I have decided to start writing some posts here, and this is my first post. I would like to introduce trig substitution by presenting an example that you have seen before. Trig substitution is one of the techniques of integration, it’s like u substitution, except that you use a trig function only.

Let’s get into the example already!

$\int_{-1}^{1} \sqrt{1-x^2} dx$

If you equate the integrand to y (and get $x^2+y^2=1$, $y\geq 0$), you should be able to see that this is the area of the upper half of a unit circle. The answer to this definite integral is therefore the area of the upper half of the unit circle (yes, the definite integral of f(x) from a to b gives you the net area between f(x) and the x-axis from x=a to x=b), is $\frac{\pi}{2}$.

We relied on the geometrical interpretation of the integral to solve the definite integral, but can we also show this algebraically?

Yes, mathematics is beautiful and does allow us to do that.

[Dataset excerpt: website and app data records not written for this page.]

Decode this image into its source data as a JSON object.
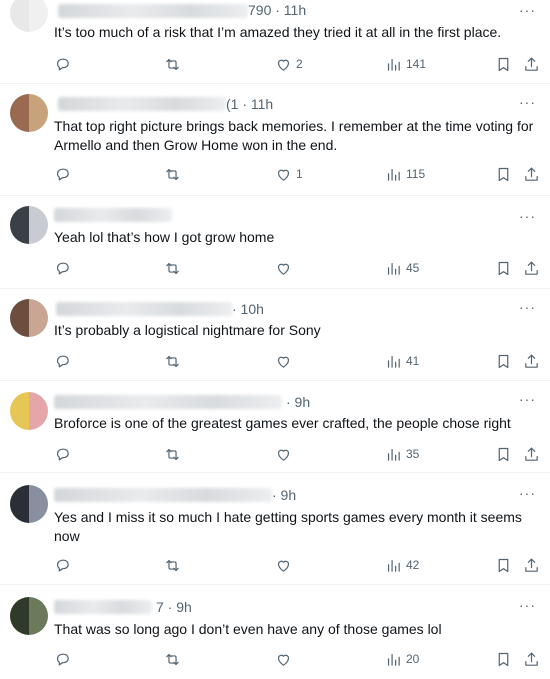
{
  "more_glyph": "···",
  "tweets": [
    {
      "meta": "790 · 11h",
      "text": "It’s too much of a risk that I’m amazed they tried it at all in the first place.",
      "likes": "2",
      "views": "141",
      "avatar_colors": [
        "#e8e8e8",
        "#f0f0f0"
      ]
    },
    {
      "meta": "(1 · 11h",
      "text": "That top right picture brings back memories. I remember at the time voting for Armello and then Grow Home won in the end.",
      "likes": "1",
      "views": "115",
      "avatar_colors": [
        "#9a6a50",
        "#c8a27a"
      ]
    },
    {
      "meta": "",
      "text": "Yeah lol that’s how I got grow home",
      "likes": "",
      "views": "45",
      "avatar_colors": [
        "#3a4048",
        "#c8ccd2"
      ]
    },
    {
      "meta": "· 10h",
      "text": "It’s probably a logistical nightmare for Sony",
      "likes": "",
      "views": "41",
      "avatar_colors": [
        "#6b4e3e",
        "#c9a693"
      ]
    },
    {
      "meta": "· 9h",
      "text": "Broforce is one of the greatest games ever crafted, the people chose right",
      "likes": "",
      "views": "35",
      "avatar_colors": [
        "#e6c655",
        "#e4a6a8"
      ]
    },
    {
      "meta": "· 9h",
      "text": "Yes and I miss it so much I hate getting sports games every month it seems now",
      "likes": "",
      "views": "42",
      "avatar_colors": [
        "#2b2e36",
        "#8890a0"
      ]
    },
    {
      "meta": "7 · 9h",
      "text": "That was so long ago I don’t even have any of those games lol",
      "likes": "",
      "views": "20",
      "avatar_colors": [
        "#2f3a2a",
        "#6b7a5a"
      ]
    }
  ]
}
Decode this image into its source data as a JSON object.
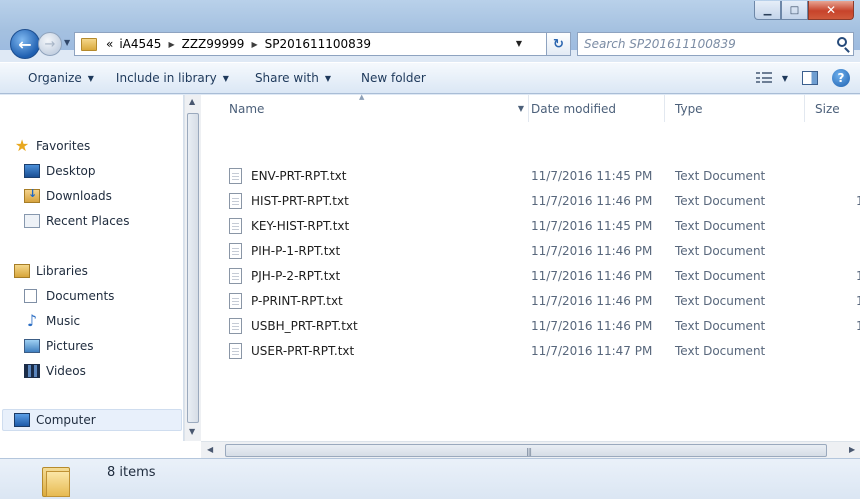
{
  "address": {
    "overflow": "«",
    "crumbs": [
      "iA4545",
      "ZZZ99999",
      "SP201611100839"
    ]
  },
  "search": {
    "placeholder": "Search SP201611100839"
  },
  "toolbar": {
    "organize": "Organize",
    "include": "Include in library",
    "share": "Share with",
    "new_folder": "New folder"
  },
  "nav": {
    "favorites": "Favorites",
    "desktop": "Desktop",
    "downloads": "Downloads",
    "recent": "Recent Places",
    "libraries": "Libraries",
    "documents": "Documents",
    "music": "Music",
    "pictures": "Pictures",
    "videos": "Videos",
    "computer": "Computer"
  },
  "columns": {
    "name": "Name",
    "date": "Date modified",
    "type": "Type",
    "size": "Size"
  },
  "files": [
    {
      "name": "ENV-PRT-RPT.txt",
      "date": "11/7/2016 11:45 PM",
      "type": "Text Document",
      "size": ""
    },
    {
      "name": "HIST-PRT-RPT.txt",
      "date": "11/7/2016 11:46 PM",
      "type": "Text Document",
      "size": "1"
    },
    {
      "name": "KEY-HIST-RPT.txt",
      "date": "11/7/2016 11:45 PM",
      "type": "Text Document",
      "size": ""
    },
    {
      "name": "PIH-P-1-RPT.txt",
      "date": "11/7/2016 11:46 PM",
      "type": "Text Document",
      "size": ""
    },
    {
      "name": "PJH-P-2-RPT.txt",
      "date": "11/7/2016 11:46 PM",
      "type": "Text Document",
      "size": "1"
    },
    {
      "name": "P-PRINT-RPT.txt",
      "date": "11/7/2016 11:46 PM",
      "type": "Text Document",
      "size": "1"
    },
    {
      "name": "USBH_PRT-RPT.txt",
      "date": "11/7/2016 11:46 PM",
      "type": "Text Document",
      "size": "1"
    },
    {
      "name": "USER-PRT-RPT.txt",
      "date": "11/7/2016 11:47 PM",
      "type": "Text Document",
      "size": ""
    }
  ],
  "status": {
    "item_count": "8 items"
  }
}
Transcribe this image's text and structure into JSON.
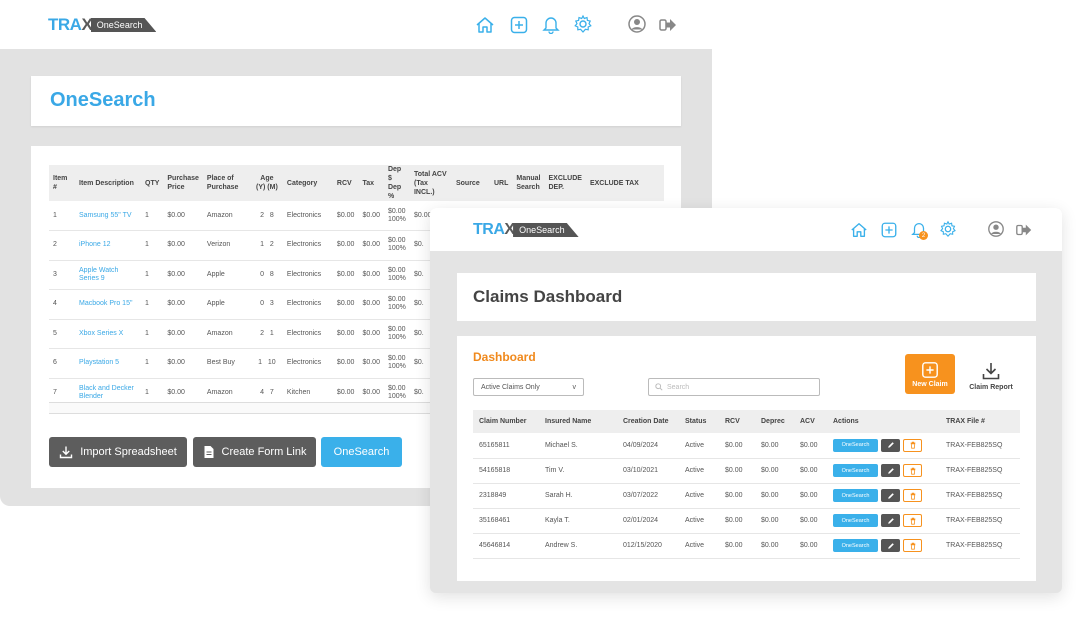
{
  "brand": {
    "logo_main": "TRA",
    "logo_x": "X",
    "logo_tab": "OneSearch"
  },
  "colors": {
    "accent_blue": "#3ab0ea",
    "accent_orange": "#f7921e",
    "dark_button": "#5d5d5d"
  },
  "icons": [
    "home-icon",
    "plus-square-icon",
    "bell-icon",
    "gear-icon",
    "user-circle-icon",
    "logout-icon",
    "download-icon",
    "file-icon",
    "search-icon",
    "pencil-icon",
    "trash-icon"
  ],
  "back_window": {
    "page_title": "OneSearch",
    "table_headers": {
      "item": "Item #",
      "description": "Item Description",
      "qty": "QTY",
      "purchase_price": "Purchase Price",
      "place": "Place of Purchase",
      "age": "Age",
      "age_sub": "(Y) (M)",
      "category": "Category",
      "rcv": "RCV",
      "tax": "Tax",
      "dep": "Dep $ Dep %",
      "total_acv": "Total ACV (Tax INCL.)",
      "source": "Source",
      "url": "URL",
      "manual_search": "Manual Search",
      "exclude_dep": "EXCLUDE DEP.",
      "exclude_tax": "EXCLUDE TAX"
    },
    "items": [
      {
        "num": "1",
        "desc": "Samsung 55\" TV",
        "qty": "1",
        "price": "$0.00",
        "place": "Amazon",
        "age_y": "2",
        "age_m": "8",
        "category": "Electronics",
        "rcv": "$0.00",
        "tax": "$0.00",
        "dep_amt": "$0.00",
        "dep_pct": "100%",
        "acv": "$0.00"
      },
      {
        "num": "2",
        "desc": "iPhone 12",
        "qty": "1",
        "price": "$0.00",
        "place": "Verizon",
        "age_y": "1",
        "age_m": "2",
        "category": "Electronics",
        "rcv": "$0.00",
        "tax": "$0.00",
        "dep_amt": "$0.00",
        "dep_pct": "100%",
        "acv": "$0."
      },
      {
        "num": "3",
        "desc": "Apple Watch Series 9",
        "qty": "1",
        "price": "$0.00",
        "place": "Apple",
        "age_y": "0",
        "age_m": "8",
        "category": "Electronics",
        "rcv": "$0.00",
        "tax": "$0.00",
        "dep_amt": "$0.00",
        "dep_pct": "100%",
        "acv": "$0."
      },
      {
        "num": "4",
        "desc": "Macbook Pro 15\"",
        "qty": "1",
        "price": "$0.00",
        "place": "Apple",
        "age_y": "0",
        "age_m": "3",
        "category": "Electronics",
        "rcv": "$0.00",
        "tax": "$0.00",
        "dep_amt": "$0.00",
        "dep_pct": "100%",
        "acv": "$0."
      },
      {
        "num": "5",
        "desc": "Xbox Series X",
        "qty": "1",
        "price": "$0.00",
        "place": "Amazon",
        "age_y": "2",
        "age_m": "1",
        "category": "Electronics",
        "rcv": "$0.00",
        "tax": "$0.00",
        "dep_amt": "$0.00",
        "dep_pct": "100%",
        "acv": "$0."
      },
      {
        "num": "6",
        "desc": "Playstation 5",
        "qty": "1",
        "price": "$0.00",
        "place": "Best Buy",
        "age_y": "1",
        "age_m": "10",
        "category": "Electronics",
        "rcv": "$0.00",
        "tax": "$0.00",
        "dep_amt": "$0.00",
        "dep_pct": "100%",
        "acv": "$0."
      },
      {
        "num": "7",
        "desc": "Black and Decker Blender",
        "qty": "1",
        "price": "$0.00",
        "place": "Amazon",
        "age_y": "4",
        "age_m": "7",
        "category": "Kitchen",
        "rcv": "$0.00",
        "tax": "$0.00",
        "dep_amt": "$0.00",
        "dep_pct": "100%",
        "acv": "$0."
      }
    ],
    "buttons": {
      "import": "Import Spreadsheet",
      "create_form": "Create Form Link",
      "onesearch": "OneSearch"
    }
  },
  "front_window": {
    "page_title": "Claims Dashboard",
    "section_title": "Dashboard",
    "notification_count": "2",
    "filter": {
      "selected": "Active Claims Only",
      "caret": "v"
    },
    "search": {
      "placeholder": "Search"
    },
    "buttons": {
      "new_claim": "New Claim",
      "claim_report": "Claim Report"
    },
    "table_headers": {
      "claim_number": "Claim Number",
      "insured_name": "Insured Name",
      "creation_date": "Creation Date",
      "status": "Status",
      "rcv": "RCV",
      "deprec": "Deprec",
      "acv": "ACV",
      "actions": "Actions",
      "trax_file": "TRAX File #"
    },
    "action_label": "OneSearch",
    "claims": [
      {
        "number": "65165811",
        "name": "Michael S.",
        "date": "04/09/2024",
        "status": "Active",
        "rcv": "$0.00",
        "deprec": "$0.00",
        "acv": "$0.00",
        "file": "TRAX-FEB825SQ"
      },
      {
        "number": "54165818",
        "name": "Tim V.",
        "date": "03/10/2021",
        "status": "Active",
        "rcv": "$0.00",
        "deprec": "$0.00",
        "acv": "$0.00",
        "file": "TRAX-FEB825SQ"
      },
      {
        "number": "2318849",
        "name": "Sarah H.",
        "date": "03/07/2022",
        "status": "Active",
        "rcv": "$0.00",
        "deprec": "$0.00",
        "acv": "$0.00",
        "file": "TRAX-FEB825SQ"
      },
      {
        "number": "35168461",
        "name": "Kayla T.",
        "date": "02/01/2024",
        "status": "Active",
        "rcv": "$0.00",
        "deprec": "$0.00",
        "acv": "$0.00",
        "file": "TRAX-FEB825SQ"
      },
      {
        "number": "45646814",
        "name": "Andrew S.",
        "date": "012/15/2020",
        "status": "Active",
        "rcv": "$0.00",
        "deprec": "$0.00",
        "acv": "$0.00",
        "file": "TRAX-FEB825SQ"
      }
    ]
  }
}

Consider the part of a unit circle that is on the first quadrant (it may help to draw a diagram), if you draw a straight line from the origin to the circle at an angle of $\theta$ and construct a triangle, you should see that hypotenuse is 1 (the radius of the unit circle), the adjacent and the opposite are x and y respectively, this makes $\cos{\theta}=x$, cool? If not cool, see the diagram here .

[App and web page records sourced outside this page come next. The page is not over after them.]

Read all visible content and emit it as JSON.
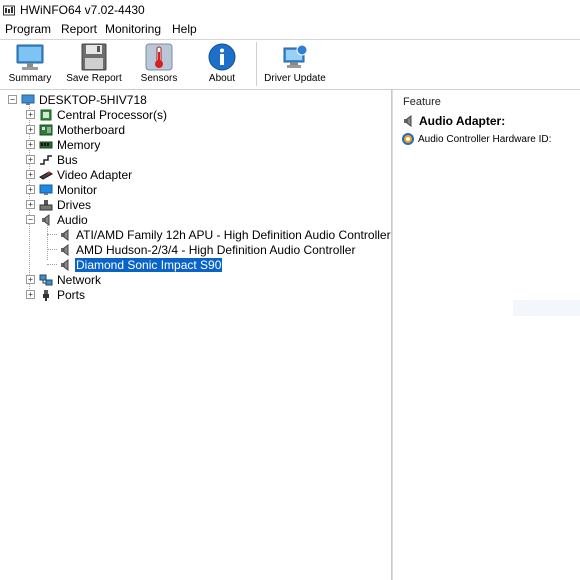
{
  "window": {
    "title": "HWiNFO64 v7.02-4430"
  },
  "menu": {
    "items": [
      "Program",
      "Report",
      "Monitoring",
      "Help"
    ]
  },
  "toolbar": {
    "buttons": [
      {
        "label": "Summary",
        "icon": "monitor-icon"
      },
      {
        "label": "Save Report",
        "icon": "floppy-disk-icon"
      },
      {
        "label": "Sensors",
        "icon": "thermometer-icon"
      },
      {
        "label": "About",
        "icon": "info-icon"
      },
      {
        "label": "Driver Update",
        "icon": "driver-update-icon"
      }
    ]
  },
  "tree": {
    "root": "DESKTOP-5HIV718",
    "items": [
      {
        "label": "Central Processor(s)",
        "icon": "cpu-icon"
      },
      {
        "label": "Motherboard",
        "icon": "motherboard-icon"
      },
      {
        "label": "Memory",
        "icon": "memory-icon"
      },
      {
        "label": "Bus",
        "icon": "bus-icon"
      },
      {
        "label": "Video Adapter",
        "icon": "video-adapter-icon"
      },
      {
        "label": "Monitor",
        "icon": "monitor-icon"
      },
      {
        "label": "Drives",
        "icon": "drive-icon"
      },
      {
        "label": "Audio",
        "icon": "speaker-icon",
        "expanded": true
      },
      {
        "label": "Network",
        "icon": "network-icon"
      },
      {
        "label": "Ports",
        "icon": "port-icon"
      }
    ],
    "audio_children": [
      "ATI/AMD Family 12h APU - High Definition Audio Controller",
      "AMD Hudson-2/3/4 - High Definition Audio Controller",
      "Diamond Sonic Impact S90"
    ],
    "selected": "Diamond Sonic Impact S90"
  },
  "details": {
    "header": "Feature",
    "section_title": "Audio Adapter:",
    "fields": [
      {
        "label": "Audio Controller Hardware ID:",
        "value": ""
      }
    ]
  },
  "colors": {
    "selection": "#0a64c8",
    "accent_blue": "#1e6fc8"
  }
}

If we are going to make any trig substitution, it is natural to choose $\cos{\theta}=x$ , ( $\sin{\theta}=x$ would also do the job, but lets stick to the natural one for now, it will get clear later). This substitution will make the radical disappear (this is one of the top reasons why we like trig substitution, you will see later on in the course)! Please stop reading and attempt the problem with the substitution $\cos{\theta}=x$, and see how far you get.

Now that you have attempted the problem , let’s get to the evaluation (the fun part).

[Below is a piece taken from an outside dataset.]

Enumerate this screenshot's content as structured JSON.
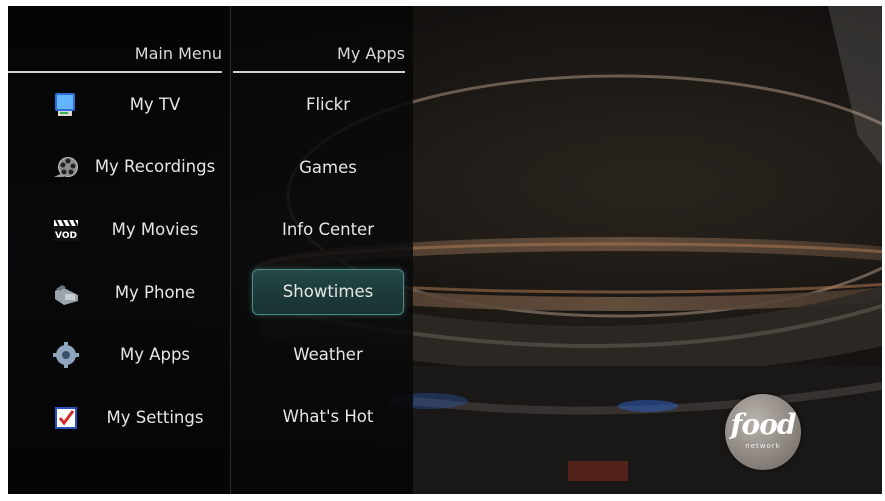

$\int_{-1}^{1} \sqrt{1-x^2} dx$ = $2\int_{0}^{1} \sqrt{1-x^2} dx$      because the integrand is an even function.

If $x=\cos{\theta}$ then $dx = -sin{\theta}d\theta$ this should transform our integral to

$-2\int_{arccos(0)}^{arccos(1)} \sqrt{1-(cos{\theta})^2} \sin{\theta}d\theta =-2\int_{\frac{\pi}{2}}^{0} \sqrt{1-(cos{\theta})^2} \sin{\theta}d\theta$  ,

we may switch the limits and introduce a negative, and get  $2\int_{0}^{\frac{\pi}{2}} \sqrt{1-(cos{\theta})^2} \sin{\theta}d\theta$,  this simplifies to an integral we can work with, $2\int_{0}^{\frac{\pi}{2}} \sin^2{\theta}d\theta$ .

Recall that $\sqrt{\sin^2{\theta}} = |\sin{\theta}|$ but we have dropped the absolute value signs because $\sin{x} \geq 0$   on   $[0,\frac{\pi}{2}]$, I am confident that you will be able to use the double angle formula to finish the question. You should find that the algebra confirms the geometry.

And, there goes my first post! This was fun! 😀